Work order: Copy each line of the records that holds the string "Cable".

Records for this task:
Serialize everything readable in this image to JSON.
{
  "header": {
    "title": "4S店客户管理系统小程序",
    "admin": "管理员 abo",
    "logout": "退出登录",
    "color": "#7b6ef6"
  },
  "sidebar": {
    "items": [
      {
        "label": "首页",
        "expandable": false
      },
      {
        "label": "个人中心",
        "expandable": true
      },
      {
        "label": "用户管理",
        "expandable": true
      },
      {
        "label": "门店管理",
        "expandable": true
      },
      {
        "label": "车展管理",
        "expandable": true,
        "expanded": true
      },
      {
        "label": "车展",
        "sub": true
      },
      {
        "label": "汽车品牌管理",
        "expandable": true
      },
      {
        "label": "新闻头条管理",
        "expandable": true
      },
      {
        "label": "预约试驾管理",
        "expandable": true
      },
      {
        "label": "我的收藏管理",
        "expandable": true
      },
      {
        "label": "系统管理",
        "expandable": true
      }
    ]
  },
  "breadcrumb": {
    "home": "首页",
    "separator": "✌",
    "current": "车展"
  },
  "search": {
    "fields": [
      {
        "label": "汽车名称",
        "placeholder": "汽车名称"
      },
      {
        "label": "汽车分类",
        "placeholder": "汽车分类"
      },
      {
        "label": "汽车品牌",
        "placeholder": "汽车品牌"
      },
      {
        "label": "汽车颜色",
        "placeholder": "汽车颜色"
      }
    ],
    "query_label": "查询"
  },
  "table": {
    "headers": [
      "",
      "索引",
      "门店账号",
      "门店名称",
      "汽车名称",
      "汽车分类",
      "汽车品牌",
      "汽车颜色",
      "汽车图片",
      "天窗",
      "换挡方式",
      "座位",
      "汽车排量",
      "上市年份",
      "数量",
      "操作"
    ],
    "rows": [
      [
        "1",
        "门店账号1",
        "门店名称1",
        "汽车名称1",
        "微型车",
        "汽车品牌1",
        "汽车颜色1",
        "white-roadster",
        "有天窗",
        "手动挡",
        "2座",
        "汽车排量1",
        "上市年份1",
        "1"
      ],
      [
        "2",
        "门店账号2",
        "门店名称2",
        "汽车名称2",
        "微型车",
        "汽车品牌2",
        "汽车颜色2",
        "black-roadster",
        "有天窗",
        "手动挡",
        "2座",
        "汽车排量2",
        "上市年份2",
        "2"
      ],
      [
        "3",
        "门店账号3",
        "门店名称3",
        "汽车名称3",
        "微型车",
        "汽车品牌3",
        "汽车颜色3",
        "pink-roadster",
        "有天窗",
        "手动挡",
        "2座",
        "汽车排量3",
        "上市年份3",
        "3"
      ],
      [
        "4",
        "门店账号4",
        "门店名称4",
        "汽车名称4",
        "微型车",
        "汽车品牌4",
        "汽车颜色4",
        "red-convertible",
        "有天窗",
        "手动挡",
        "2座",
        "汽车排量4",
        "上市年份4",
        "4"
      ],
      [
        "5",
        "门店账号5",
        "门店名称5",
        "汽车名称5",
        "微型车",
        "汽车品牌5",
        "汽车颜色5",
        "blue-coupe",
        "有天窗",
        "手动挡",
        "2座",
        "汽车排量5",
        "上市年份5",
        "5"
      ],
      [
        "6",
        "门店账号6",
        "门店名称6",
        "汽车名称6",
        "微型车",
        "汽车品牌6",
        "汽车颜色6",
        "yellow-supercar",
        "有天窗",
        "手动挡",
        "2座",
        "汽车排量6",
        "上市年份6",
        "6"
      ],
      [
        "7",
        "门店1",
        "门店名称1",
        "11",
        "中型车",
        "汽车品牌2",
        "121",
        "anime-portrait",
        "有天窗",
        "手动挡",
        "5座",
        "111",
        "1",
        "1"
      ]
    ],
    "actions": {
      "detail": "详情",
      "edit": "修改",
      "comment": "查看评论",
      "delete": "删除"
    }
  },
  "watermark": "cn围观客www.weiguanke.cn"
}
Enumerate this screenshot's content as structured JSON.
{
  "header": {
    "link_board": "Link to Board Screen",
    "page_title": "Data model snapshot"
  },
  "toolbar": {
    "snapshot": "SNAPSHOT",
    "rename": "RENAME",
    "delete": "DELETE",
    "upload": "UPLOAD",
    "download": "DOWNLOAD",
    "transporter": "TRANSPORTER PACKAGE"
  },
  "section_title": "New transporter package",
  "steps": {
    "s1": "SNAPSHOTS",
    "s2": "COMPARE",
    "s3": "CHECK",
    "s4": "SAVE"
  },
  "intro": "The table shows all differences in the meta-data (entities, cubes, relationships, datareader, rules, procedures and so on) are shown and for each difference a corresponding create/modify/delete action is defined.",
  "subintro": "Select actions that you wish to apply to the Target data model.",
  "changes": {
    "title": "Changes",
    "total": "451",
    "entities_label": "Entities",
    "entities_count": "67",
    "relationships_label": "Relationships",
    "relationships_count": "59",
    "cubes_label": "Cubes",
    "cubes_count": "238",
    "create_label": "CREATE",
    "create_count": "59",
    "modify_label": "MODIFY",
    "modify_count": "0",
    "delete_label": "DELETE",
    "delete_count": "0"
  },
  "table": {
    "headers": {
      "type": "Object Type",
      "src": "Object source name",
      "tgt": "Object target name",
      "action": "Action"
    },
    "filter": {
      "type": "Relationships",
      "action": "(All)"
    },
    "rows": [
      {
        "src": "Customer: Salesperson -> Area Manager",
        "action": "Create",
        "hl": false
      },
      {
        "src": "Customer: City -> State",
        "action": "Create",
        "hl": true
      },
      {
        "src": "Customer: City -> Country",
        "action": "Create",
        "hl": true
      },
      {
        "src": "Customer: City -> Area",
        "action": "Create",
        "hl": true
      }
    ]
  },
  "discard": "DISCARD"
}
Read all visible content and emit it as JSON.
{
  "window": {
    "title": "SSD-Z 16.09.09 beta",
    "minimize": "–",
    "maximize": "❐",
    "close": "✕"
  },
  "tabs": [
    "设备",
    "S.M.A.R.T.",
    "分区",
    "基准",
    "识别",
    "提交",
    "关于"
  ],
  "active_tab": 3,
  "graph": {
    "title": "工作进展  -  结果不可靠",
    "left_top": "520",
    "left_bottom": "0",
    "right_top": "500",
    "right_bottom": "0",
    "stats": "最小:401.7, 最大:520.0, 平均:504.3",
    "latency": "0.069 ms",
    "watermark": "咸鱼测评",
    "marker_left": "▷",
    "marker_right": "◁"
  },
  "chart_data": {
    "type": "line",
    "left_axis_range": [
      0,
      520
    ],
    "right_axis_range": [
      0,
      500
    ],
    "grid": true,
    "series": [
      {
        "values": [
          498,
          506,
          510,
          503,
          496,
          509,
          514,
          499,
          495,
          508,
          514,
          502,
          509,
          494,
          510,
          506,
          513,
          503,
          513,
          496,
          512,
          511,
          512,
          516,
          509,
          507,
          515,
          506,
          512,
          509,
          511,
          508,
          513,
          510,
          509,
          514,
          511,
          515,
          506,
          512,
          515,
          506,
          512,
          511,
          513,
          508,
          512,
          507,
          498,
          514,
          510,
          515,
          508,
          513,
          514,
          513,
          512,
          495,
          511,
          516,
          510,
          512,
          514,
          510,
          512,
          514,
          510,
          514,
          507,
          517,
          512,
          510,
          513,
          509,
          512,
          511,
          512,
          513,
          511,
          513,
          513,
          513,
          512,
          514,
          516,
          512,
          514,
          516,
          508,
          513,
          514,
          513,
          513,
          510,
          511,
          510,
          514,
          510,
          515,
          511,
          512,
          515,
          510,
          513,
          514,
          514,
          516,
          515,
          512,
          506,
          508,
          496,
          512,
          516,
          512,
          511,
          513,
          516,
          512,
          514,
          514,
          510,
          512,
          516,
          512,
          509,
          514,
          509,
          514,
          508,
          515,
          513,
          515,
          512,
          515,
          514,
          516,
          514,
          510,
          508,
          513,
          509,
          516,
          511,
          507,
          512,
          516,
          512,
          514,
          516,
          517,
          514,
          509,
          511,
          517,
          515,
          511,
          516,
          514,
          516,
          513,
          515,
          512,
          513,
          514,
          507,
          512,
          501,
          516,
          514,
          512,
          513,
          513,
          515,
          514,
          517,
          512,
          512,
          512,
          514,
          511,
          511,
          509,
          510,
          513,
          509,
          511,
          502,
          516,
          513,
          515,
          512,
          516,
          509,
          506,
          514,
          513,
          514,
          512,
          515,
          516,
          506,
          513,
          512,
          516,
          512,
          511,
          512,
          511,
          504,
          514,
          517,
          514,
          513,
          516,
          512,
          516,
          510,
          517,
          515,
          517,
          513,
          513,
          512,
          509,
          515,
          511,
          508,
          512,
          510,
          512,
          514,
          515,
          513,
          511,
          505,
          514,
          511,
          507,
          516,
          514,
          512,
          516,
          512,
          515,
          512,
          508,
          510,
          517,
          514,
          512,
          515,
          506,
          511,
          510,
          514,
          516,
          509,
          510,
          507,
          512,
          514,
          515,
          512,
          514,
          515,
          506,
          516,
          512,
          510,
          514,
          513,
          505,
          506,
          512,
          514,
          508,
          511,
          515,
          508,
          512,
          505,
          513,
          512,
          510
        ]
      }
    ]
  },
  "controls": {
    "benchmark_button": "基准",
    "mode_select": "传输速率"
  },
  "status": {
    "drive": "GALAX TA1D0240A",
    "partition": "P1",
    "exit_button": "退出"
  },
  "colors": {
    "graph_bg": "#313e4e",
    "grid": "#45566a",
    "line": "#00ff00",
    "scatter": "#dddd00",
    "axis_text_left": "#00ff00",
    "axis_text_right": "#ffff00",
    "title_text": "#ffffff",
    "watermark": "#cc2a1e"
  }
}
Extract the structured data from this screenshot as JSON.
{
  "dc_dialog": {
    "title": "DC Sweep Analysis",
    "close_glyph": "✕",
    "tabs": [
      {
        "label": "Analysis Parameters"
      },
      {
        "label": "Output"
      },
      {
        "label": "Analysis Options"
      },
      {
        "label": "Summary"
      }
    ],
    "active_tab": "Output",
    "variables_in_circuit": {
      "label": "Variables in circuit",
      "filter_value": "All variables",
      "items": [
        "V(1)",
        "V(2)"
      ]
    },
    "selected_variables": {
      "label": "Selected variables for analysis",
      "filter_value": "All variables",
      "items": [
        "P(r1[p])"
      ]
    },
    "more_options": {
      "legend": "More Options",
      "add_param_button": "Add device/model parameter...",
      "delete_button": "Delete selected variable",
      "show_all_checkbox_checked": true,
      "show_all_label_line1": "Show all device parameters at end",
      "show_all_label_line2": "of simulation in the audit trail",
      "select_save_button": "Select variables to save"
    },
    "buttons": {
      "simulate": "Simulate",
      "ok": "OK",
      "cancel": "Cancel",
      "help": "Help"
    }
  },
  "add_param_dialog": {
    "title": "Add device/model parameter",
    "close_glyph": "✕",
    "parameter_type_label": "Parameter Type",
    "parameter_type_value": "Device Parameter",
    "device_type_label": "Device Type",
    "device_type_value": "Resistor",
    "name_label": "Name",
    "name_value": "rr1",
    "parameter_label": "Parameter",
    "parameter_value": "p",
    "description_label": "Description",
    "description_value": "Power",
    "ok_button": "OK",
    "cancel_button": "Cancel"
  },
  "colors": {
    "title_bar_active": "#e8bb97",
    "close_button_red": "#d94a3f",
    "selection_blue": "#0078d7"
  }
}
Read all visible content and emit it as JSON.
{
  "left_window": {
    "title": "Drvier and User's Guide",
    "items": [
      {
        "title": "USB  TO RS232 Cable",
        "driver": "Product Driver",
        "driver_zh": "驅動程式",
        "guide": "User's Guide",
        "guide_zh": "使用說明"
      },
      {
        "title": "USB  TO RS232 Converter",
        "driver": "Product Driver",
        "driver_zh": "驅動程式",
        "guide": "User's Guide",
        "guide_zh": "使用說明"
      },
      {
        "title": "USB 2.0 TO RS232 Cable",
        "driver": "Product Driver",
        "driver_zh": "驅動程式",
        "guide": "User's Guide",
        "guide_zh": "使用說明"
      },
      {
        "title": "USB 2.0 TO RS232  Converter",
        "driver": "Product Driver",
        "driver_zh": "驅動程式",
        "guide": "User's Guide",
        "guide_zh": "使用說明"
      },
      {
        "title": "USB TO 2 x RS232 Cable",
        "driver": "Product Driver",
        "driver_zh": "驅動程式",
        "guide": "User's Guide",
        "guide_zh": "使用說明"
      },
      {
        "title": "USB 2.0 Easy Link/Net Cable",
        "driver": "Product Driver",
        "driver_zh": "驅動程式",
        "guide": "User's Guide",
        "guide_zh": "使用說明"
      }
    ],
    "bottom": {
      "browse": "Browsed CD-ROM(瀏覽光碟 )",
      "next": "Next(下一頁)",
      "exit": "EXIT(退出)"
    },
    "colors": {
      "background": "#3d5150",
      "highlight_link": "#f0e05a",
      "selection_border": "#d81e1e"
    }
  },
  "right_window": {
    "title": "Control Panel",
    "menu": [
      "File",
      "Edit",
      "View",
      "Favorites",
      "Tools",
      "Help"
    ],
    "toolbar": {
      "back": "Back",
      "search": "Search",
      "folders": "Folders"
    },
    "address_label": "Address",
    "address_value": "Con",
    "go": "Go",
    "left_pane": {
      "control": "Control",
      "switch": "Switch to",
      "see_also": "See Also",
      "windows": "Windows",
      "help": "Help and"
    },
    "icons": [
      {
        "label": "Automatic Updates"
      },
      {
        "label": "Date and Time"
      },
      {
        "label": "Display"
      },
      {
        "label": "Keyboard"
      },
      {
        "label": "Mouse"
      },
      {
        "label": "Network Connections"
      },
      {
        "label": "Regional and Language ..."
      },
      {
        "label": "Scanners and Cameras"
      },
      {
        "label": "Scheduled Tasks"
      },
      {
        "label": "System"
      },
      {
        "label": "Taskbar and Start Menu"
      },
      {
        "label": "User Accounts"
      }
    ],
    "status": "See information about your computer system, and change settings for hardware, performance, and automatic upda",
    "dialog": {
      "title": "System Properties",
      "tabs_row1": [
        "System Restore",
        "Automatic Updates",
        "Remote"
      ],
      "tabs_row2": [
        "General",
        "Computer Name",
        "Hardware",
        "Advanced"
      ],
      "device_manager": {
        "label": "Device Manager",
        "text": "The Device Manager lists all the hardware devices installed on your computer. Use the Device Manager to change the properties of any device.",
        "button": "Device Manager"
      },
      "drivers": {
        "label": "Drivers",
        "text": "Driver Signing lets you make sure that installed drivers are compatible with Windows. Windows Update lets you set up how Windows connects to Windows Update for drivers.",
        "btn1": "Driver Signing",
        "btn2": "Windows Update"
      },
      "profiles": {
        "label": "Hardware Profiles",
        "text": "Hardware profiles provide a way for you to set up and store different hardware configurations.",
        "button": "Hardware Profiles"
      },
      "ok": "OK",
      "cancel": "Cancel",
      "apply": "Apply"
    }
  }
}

Worked solution:
        "title": "USB  TO RS232 Cable",
        "title": "USB 2.0 TO RS232 Cable",
        "title": "USB TO 2 x RS232 Cable",
        "title": "USB 2.0 Easy Link/Net Cable",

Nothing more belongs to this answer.